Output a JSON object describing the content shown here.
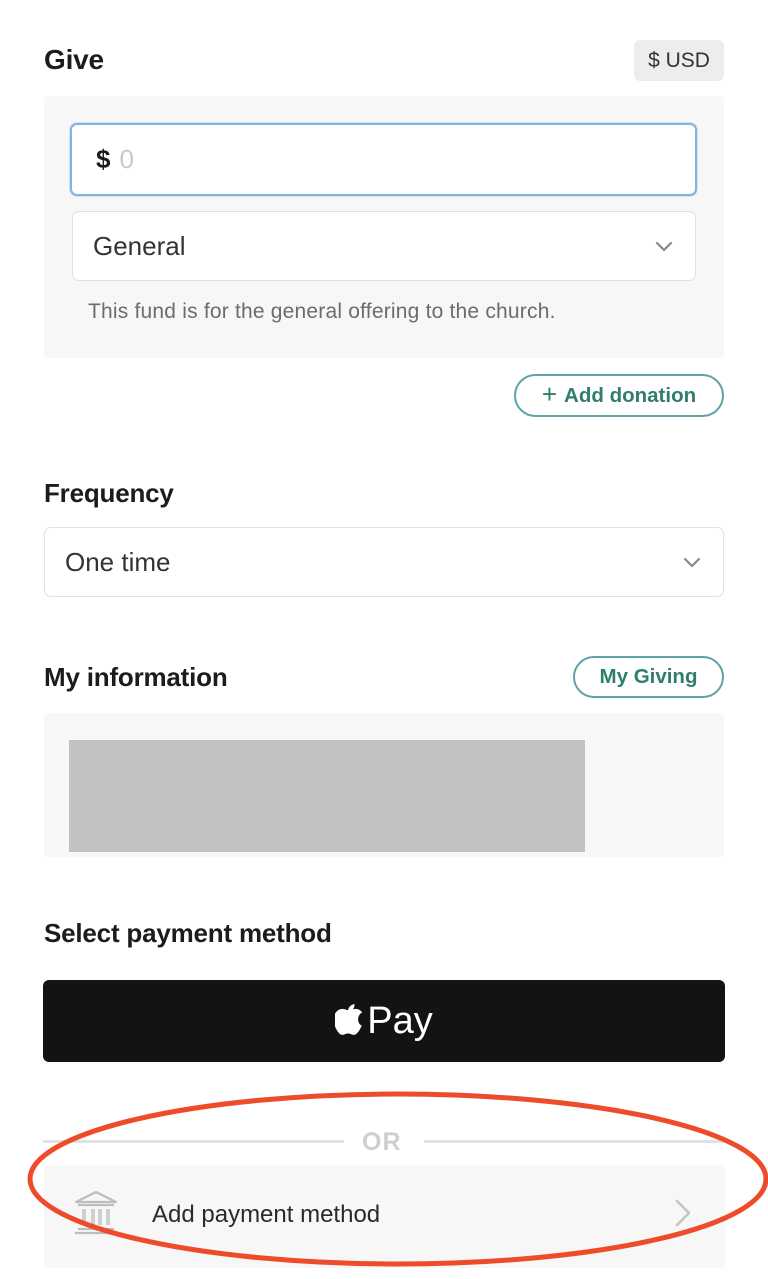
{
  "give": {
    "title": "Give",
    "currency": "$ USD",
    "amount_prefix": "$",
    "amount_placeholder": "0",
    "fund_selected": "General",
    "fund_description": "This fund is for the general offering to the church.",
    "add_donation_label": "Add donation"
  },
  "frequency": {
    "title": "Frequency",
    "selected": "One time"
  },
  "my_information": {
    "title": "My information",
    "my_giving_label": "My Giving"
  },
  "payment": {
    "title": "Select payment method",
    "apple_pay_label": "Pay",
    "or_label": "OR",
    "add_method_label": "Add payment method"
  },
  "icons": {
    "chevron": "chevron-down-icon",
    "plus": "plus-icon",
    "apple": "apple-logo-icon",
    "bank": "bank-icon",
    "chevron_right": "chevron-right-icon"
  },
  "colors": {
    "accent_green": "#2f7e6b",
    "pill_border": "#5fa3a6",
    "focus_blue": "#7fb4e4",
    "highlight_red": "#ee4b2b",
    "apple_pay_bg": "#131313"
  }
}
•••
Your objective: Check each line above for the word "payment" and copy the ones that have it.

Exercise answer:
  "payment": {
    "title": "Select payment method",
    "add_method_label": "Add payment method"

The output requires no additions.